I don't have the ability to make the experiment to answer these questions :

Let $A$ and $B$ be two materials. Is the static coefficient of friction of $A$ on $B$ equal to the static coefficient of friction of $B$ on $A$ ? I ask the same question for the sliding coefficient of friction.

Thank you in advance for any help you can provide.

  • 2
    $\begingroup$ It seems like it should have the same value. Changing which object is sliding is equivalent to changing your frame of reference from being attached to the "fixed" object (lab frame) to being attached to the "moving" object. Since everything has to be behave properly under a change of frame, the friction coefficient should be the same. $\endgroup$ Jul 2, 2015 at 19:18
  • $\begingroup$ That being said, sliding (eg.) a milled steel block on a cold-rolled aluminum surface is NOT the same as sliding a milled aluminum block on a rolled steel surface. The surface finishes will be different, so the friction can very well be different. $\endgroup$ Jul 2, 2015 at 19:19
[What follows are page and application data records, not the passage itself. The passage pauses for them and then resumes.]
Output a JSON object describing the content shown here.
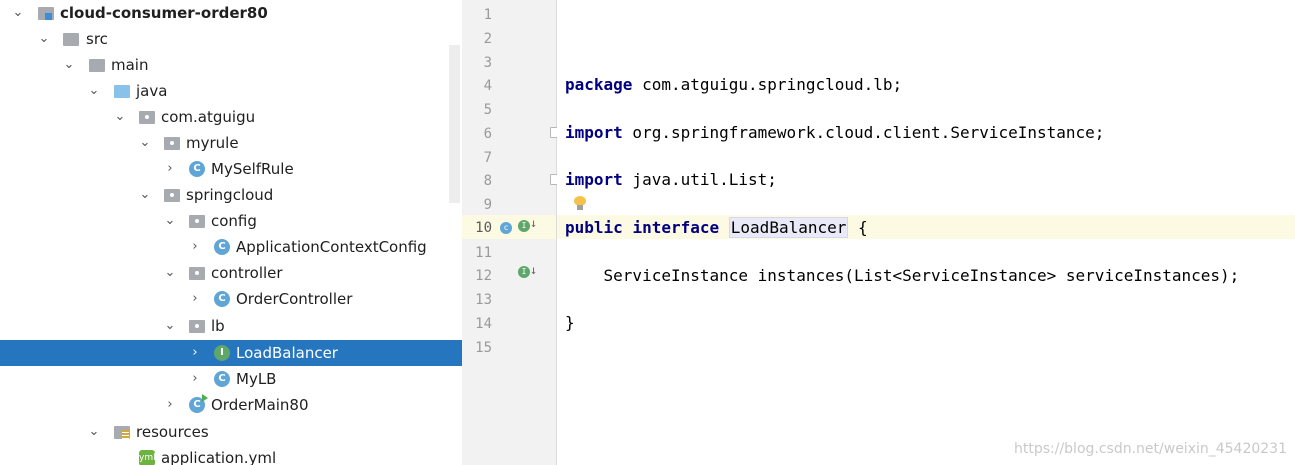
{
  "tree": {
    "rows": [
      {
        "label": "cloud-consumer-order80",
        "arrow": "⌄",
        "icon": "module-folder-icon"
      },
      {
        "label": "src",
        "arrow": "⌄",
        "icon": "folder-icon"
      },
      {
        "label": "main",
        "arrow": "⌄",
        "icon": "folder-icon"
      },
      {
        "label": "java",
        "arrow": "⌄",
        "icon": "source-root-folder-icon"
      },
      {
        "label": "com.atguigu",
        "arrow": "⌄",
        "icon": "package-icon"
      },
      {
        "label": "myrule",
        "arrow": "⌄",
        "icon": "package-icon"
      },
      {
        "label": "MySelfRule",
        "arrow": "›",
        "icon": "class-icon",
        "icon_letter": "C"
      },
      {
        "label": "springcloud",
        "arrow": "⌄",
        "icon": "package-icon"
      },
      {
        "label": "config",
        "arrow": "⌄",
        "icon": "package-icon"
      },
      {
        "label": "ApplicationContextConfig",
        "arrow": "›",
        "icon": "class-icon",
        "icon_letter": "C"
      },
      {
        "label": "controller",
        "arrow": "⌄",
        "icon": "package-icon"
      },
      {
        "label": "OrderController",
        "arrow": "›",
        "icon": "class-icon",
        "icon_letter": "C"
      },
      {
        "label": "lb",
        "arrow": "⌄",
        "icon": "package-icon"
      },
      {
        "label": "LoadBalancer",
        "arrow": "›",
        "icon": "interface-icon",
        "icon_letter": "I"
      },
      {
        "label": "MyLB",
        "arrow": "›",
        "icon": "class-icon",
        "icon_letter": "C"
      },
      {
        "label": "OrderMain80",
        "arrow": "›",
        "icon": "main-class-icon",
        "icon_letter": "C"
      },
      {
        "label": "resources",
        "arrow": "⌄",
        "icon": "resources-folder-icon"
      },
      {
        "label": "application.yml",
        "arrow": "",
        "icon": "yml-file-icon",
        "icon_letter": "yml"
      }
    ]
  },
  "gutter": {
    "line_numbers": [
      "1",
      "2",
      "3",
      "4",
      "5",
      "6",
      "7",
      "8",
      "9",
      "10",
      "11",
      "12",
      "13",
      "14",
      "15"
    ],
    "current_line": "10",
    "line10_icons": [
      "implemented-class-icon",
      "implemented-interface-icon",
      "down-arrow-icon"
    ],
    "line12_icons": [
      "implemented-interface-icon",
      "down-arrow-icon"
    ]
  },
  "editor": {
    "line4_kw": "package",
    "line4_rest": " com.atguigu.springcloud.lb;",
    "line6_kw": "import",
    "line6_rest": " org.springframework.cloud.client.ServiceInstance;",
    "line8_kw": "import",
    "line8_rest": " java.util.List;",
    "line10_kw1": "public",
    "line10_kw2": "interface",
    "line10_name": "LoadBalancer",
    "line10_brace": " {",
    "line12": "    ServiceInstance instances(List<ServiceInstance> serviceInstances);",
    "line14": "}"
  },
  "watermark": "https://blog.csdn.net/weixin_45420231",
  "colors": {
    "selection": "#2675bf",
    "keyword": "#000080",
    "current_line": "#fcfae3"
  }
}
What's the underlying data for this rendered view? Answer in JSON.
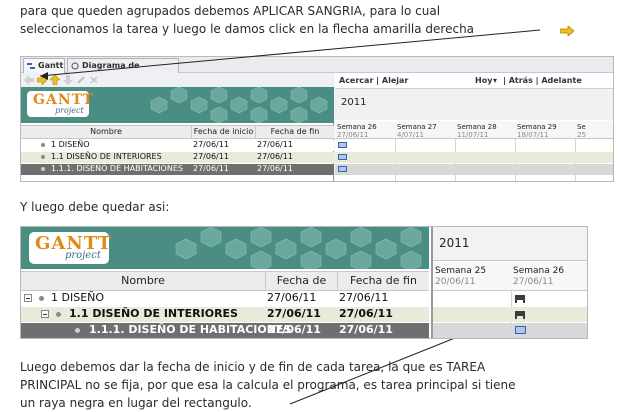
{
  "paragraphs": {
    "intro_line1": "para que queden agrupados debemos APLICAR SANGRIA, para lo cual",
    "intro_line2": "seleccionamos la tarea y luego le damos click en la flecha amarilla derecha",
    "after_line": "Y luego debe quedar asi:",
    "final_line1": "Luego debemos dar la fecha de inicio  y de fin de cada tarea, la que es TAREA",
    "final_line2": "PRINCIPAL no se fija, por que esa la calcula el programa, es tarea principal si tiene",
    "final_line3": "un raya negra en lugar del rectangulo."
  },
  "icons": {
    "yellow_arrow": "right-arrow-icon"
  },
  "colors": {
    "banner_teal": "#4a8d82",
    "selected_row": "#6f6f6f",
    "highlight_row": "#e8ebd9",
    "task_bar": "#a8c8ec"
  },
  "shot1": {
    "tabs": [
      "Gantt",
      "Diagrama de recursos"
    ],
    "logo_word": "GANTT",
    "logo_sub": "project",
    "columns": {
      "name": "Nombre",
      "start": "Fecha de inicio",
      "end": "Fecha de fin"
    },
    "rows": [
      {
        "name": "1 DISEÑO",
        "start": "27/06/11",
        "end": "27/06/11"
      },
      {
        "name": "1.1 DISEÑO DE INTERIORES",
        "start": "27/06/11",
        "end": "27/06/11"
      },
      {
        "name": "1.1.1. DISEÑO DE HABITACIONES",
        "start": "27/06/11",
        "end": "27/06/11"
      }
    ],
    "nav": {
      "zoom": "Acercar | Alejar",
      "today": "Hoy",
      "back_forward": "| Atrás | Adelante"
    },
    "year": "2011",
    "weeks": [
      {
        "label": "Semana 26",
        "date": "27/06/11"
      },
      {
        "label": "Semana 27",
        "date": "4/07/11"
      },
      {
        "label": "Semana 28",
        "date": "11/07/11"
      },
      {
        "label": "Semana 29",
        "date": "18/07/11"
      },
      {
        "label": "Se",
        "date": "25"
      }
    ]
  },
  "shot2": {
    "logo_word": "GANTT",
    "logo_sub": "project",
    "columns": {
      "name": "Nombre",
      "start": "Fecha de ini...",
      "end": "Fecha de fin"
    },
    "rows": [
      {
        "name": "1 DISEÑO",
        "start": "27/06/11",
        "end": "27/06/11"
      },
      {
        "name": "1.1 DISEÑO DE INTERIORES",
        "start": "27/06/11",
        "end": "27/06/11"
      },
      {
        "name": "1.1.1. DISEÑO DE HABITACIONES",
        "start": "27/06/11",
        "end": "27/06/11"
      }
    ],
    "year": "2011",
    "weeks": [
      {
        "label": "Semana 25",
        "date": "20/06/11"
      },
      {
        "label": "Semana 26",
        "date": "27/06/11"
      }
    ]
  }
}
1 Answer 1


They are the same.

If the force that A put on B were different than the force that B put on A, then the system would be in violation of Newton's third law.

The friction equation tells us that $F_F=\mu*F_N$.

$F_N$ is the normal force, or the force that each of the materials applies on each other.

Because the frictional forces must be the same, and the normal forces must be the same, then the coefficient of friction is, by definition, the same.


Your Answer

By clicking “Post Your Answer”, you agree to our terms of service and acknowledge you have read our privacy policy.

Not the answer you're looking for? Browse other questions tagged or ask your own question.